So tonight I looked up celery root on the Williams-Sonoma recipe site and came up with a good looking salad for which we had the ingredients. It was pretty good (we added apple) but could be better (no cream? more mustard?). But I still have one left, so I’m still looking for ideas. If you’re curious, here are a couple of sites that talk about celeriac:

I love the intro to this epicurious.com article: “Also called celery root, this knobby, bulbous root vegetable will not win any awards for beauty. Perhaps that’s why, year after year, it languishes on supermarket shelves, another worthy but underappreciated vegetable.”
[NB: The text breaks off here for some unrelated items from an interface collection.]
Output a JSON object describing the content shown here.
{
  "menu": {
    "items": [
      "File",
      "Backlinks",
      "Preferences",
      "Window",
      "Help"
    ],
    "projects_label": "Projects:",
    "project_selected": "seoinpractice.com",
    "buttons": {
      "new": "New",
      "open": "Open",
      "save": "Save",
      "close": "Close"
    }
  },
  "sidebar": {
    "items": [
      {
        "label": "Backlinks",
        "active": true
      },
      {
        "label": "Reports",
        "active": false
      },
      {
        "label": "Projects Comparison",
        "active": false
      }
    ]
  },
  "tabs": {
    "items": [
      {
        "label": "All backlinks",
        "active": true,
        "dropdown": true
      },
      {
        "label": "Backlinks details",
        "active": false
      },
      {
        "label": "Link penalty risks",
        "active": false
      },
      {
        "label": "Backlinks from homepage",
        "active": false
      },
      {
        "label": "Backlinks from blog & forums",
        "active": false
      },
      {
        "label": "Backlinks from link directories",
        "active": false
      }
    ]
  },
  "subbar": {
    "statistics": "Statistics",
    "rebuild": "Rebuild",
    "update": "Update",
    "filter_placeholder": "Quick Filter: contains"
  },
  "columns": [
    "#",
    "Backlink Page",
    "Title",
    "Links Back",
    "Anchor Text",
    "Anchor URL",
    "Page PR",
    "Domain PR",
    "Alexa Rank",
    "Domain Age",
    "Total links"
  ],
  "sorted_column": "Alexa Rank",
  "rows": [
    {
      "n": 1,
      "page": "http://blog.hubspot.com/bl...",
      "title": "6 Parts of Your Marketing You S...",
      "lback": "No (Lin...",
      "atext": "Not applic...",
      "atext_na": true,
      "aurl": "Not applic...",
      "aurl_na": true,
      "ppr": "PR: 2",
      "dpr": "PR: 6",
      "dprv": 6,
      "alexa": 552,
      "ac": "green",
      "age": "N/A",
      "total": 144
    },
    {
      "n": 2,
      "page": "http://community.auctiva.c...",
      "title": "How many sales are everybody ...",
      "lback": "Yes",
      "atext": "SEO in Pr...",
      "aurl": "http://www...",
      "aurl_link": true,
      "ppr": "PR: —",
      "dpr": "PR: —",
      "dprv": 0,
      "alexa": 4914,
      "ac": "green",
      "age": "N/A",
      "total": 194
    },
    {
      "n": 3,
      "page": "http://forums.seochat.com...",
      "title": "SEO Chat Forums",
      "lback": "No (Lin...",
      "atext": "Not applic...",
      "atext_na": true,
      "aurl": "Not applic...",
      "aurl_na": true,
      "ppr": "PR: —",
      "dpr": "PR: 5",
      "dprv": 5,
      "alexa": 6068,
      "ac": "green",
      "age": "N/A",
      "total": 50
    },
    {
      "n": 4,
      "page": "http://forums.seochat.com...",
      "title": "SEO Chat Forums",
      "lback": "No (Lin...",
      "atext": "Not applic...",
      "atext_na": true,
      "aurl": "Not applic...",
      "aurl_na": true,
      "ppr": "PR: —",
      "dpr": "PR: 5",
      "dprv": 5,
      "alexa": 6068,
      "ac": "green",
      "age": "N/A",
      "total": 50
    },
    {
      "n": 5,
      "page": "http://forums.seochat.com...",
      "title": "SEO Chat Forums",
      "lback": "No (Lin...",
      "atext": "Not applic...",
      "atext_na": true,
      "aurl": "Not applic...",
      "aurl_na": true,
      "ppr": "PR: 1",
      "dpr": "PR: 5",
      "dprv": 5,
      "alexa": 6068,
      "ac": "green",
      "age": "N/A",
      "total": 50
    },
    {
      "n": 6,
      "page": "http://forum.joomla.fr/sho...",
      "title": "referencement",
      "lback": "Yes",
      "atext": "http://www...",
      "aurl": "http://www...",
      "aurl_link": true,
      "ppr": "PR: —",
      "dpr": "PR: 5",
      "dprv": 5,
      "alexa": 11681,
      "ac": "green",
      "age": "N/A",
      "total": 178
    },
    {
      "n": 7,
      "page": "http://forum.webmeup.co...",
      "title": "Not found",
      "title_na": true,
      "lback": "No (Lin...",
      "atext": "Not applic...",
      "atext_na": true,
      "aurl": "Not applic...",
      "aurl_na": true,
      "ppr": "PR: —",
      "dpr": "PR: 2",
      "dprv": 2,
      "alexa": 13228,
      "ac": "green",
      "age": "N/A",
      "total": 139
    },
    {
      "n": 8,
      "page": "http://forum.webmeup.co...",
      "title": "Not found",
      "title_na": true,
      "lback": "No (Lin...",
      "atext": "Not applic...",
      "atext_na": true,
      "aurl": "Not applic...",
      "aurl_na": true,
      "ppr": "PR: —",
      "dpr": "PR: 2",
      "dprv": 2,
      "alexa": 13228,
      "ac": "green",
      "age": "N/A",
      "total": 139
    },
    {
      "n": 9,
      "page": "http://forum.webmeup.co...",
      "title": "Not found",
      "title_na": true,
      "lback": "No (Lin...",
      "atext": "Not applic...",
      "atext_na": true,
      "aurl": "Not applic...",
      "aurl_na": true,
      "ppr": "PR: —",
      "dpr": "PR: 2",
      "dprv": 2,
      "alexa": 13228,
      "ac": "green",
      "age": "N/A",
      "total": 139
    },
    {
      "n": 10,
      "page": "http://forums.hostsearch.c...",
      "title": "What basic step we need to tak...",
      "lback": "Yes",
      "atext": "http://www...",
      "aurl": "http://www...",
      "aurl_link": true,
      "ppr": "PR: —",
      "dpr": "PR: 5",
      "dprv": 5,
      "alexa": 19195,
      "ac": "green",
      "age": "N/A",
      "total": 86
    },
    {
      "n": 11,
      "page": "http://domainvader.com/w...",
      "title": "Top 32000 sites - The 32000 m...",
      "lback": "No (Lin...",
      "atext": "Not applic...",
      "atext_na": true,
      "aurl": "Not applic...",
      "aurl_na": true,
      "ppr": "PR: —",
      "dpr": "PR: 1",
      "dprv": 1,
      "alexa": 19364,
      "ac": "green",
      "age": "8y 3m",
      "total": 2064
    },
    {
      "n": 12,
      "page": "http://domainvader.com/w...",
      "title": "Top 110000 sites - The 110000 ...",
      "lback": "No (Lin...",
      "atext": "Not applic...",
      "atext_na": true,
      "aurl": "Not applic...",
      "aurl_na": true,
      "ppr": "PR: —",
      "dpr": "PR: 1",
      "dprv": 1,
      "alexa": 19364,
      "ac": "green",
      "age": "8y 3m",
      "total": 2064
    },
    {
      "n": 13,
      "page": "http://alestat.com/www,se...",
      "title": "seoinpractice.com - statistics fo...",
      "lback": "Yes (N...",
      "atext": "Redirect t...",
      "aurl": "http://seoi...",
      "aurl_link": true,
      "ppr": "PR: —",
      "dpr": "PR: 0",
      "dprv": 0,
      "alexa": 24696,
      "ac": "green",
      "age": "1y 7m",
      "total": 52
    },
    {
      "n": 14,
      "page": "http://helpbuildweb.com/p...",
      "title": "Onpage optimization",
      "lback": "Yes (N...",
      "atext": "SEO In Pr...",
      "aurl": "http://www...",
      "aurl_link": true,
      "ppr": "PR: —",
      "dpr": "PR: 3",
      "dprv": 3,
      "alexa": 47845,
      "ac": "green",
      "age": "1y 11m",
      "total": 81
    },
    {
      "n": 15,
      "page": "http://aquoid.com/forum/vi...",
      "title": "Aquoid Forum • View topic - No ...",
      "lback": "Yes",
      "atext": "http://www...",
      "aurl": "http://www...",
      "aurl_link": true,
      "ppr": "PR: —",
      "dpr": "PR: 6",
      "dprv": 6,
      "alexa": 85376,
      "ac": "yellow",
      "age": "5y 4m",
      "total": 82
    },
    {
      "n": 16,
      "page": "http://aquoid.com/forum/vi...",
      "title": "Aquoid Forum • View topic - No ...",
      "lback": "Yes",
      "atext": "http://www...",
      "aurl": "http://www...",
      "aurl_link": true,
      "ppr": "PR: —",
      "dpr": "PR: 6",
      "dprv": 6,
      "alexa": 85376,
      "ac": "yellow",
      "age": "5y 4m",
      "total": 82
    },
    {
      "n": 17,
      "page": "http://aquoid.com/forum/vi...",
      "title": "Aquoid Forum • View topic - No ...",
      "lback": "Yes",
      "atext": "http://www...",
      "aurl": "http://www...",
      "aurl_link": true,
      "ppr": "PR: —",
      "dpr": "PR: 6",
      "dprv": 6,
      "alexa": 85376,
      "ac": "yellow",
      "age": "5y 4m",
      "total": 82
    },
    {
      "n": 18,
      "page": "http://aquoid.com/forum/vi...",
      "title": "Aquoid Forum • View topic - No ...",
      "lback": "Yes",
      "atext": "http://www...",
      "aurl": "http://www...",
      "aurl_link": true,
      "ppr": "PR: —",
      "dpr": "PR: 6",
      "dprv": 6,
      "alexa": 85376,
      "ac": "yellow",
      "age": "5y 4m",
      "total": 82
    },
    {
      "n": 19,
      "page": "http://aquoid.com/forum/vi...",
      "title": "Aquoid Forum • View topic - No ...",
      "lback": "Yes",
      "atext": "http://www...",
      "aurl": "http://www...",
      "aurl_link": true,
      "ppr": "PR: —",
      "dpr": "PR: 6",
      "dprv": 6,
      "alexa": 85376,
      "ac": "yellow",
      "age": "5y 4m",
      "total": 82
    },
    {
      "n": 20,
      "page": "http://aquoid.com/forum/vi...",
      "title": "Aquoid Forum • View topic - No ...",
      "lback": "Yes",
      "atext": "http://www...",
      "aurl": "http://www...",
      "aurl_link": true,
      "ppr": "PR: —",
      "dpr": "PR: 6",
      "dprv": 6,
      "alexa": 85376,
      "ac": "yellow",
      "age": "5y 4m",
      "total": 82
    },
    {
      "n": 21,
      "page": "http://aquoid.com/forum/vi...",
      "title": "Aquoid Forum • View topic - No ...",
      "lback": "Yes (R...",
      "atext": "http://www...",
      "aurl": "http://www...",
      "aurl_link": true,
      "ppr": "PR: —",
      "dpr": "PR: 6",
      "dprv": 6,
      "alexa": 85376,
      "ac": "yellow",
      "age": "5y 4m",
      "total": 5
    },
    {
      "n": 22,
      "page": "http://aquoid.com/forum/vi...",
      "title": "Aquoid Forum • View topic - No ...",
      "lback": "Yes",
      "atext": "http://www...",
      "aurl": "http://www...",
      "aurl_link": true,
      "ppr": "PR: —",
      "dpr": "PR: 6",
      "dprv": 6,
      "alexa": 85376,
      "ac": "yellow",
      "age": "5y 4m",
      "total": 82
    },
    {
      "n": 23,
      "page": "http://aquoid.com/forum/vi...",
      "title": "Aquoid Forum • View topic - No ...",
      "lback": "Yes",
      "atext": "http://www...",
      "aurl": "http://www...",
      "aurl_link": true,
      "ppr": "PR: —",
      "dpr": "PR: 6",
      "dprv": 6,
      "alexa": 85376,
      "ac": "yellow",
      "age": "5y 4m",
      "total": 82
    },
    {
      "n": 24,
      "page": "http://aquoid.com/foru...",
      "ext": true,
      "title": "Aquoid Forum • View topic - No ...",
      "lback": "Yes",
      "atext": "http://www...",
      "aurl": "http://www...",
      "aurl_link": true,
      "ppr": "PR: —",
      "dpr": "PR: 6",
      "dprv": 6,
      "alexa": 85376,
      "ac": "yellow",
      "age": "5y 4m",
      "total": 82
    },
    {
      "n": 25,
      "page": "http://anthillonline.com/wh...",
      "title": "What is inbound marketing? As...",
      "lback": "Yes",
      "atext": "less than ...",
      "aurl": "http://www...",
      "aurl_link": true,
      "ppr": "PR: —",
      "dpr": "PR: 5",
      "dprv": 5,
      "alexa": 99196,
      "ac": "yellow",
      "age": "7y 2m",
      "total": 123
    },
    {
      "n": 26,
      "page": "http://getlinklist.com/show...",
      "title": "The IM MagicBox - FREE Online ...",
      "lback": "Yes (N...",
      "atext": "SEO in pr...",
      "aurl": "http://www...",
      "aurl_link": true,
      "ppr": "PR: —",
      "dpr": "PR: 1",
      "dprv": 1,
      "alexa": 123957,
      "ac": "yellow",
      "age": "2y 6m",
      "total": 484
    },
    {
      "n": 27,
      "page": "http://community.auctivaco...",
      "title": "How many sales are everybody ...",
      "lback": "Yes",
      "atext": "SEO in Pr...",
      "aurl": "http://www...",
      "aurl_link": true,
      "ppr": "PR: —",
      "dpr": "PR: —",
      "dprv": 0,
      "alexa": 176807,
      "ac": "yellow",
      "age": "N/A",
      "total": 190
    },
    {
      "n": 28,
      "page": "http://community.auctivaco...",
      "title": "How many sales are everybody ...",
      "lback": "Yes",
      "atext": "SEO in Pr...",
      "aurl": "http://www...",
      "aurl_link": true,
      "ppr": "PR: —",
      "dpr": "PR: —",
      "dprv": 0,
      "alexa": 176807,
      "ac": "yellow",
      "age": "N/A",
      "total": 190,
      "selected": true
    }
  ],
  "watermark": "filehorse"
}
And there are some tips and related recipes on the Williams-Sonoma site: “Celery root tastes similar to common celery but has a more pronounced nutty, earthy flavor and a softer, denser texture. Boil it as you would a potato, then mash; add it to stews or soups; or chop or shred it raw and add it to salads.”

I’m not sure what we’ll do with the next one, but raw and julienned, it was delicious.

Speaking of seasonal recipes, I’ve done a couple with links to some of our favourite soups (roasted squash with apple and brie and indian carrot) and wrote a bit about making stock. What I forgot to mention was a tip that I got from a chef at a fun Calphalon cooking course (a friend’s husband couldn’t make it so she took me!) a couple of years ago. He said chefs are notoriously cheap, and he likes to save bits that usually get composted for soup stock. He keeps them in a container in the freezer until it’s time to make stock and then dumps them in. So I’ve been doing it ever since. It helps to make stock from scratch quick and easy and flavourful. (I never seemed to have all of the ingredients on hand when I was making stock but now I do since I collect them over a month or two.) I have a large bowl with a lid in the freezer with fresh parsley stalks, clean onion ends and skins, carrot bits, unused bits of celery (especially leaves), and mushroom stems. Then when we roast a chicken or I run out of stock (I freeze it in 2 cup amounts, either in freezable jars or ziploc bags) and make up some veggie stock I can just add a few extra veggies, roast them for half an hour or so and make delicious stock.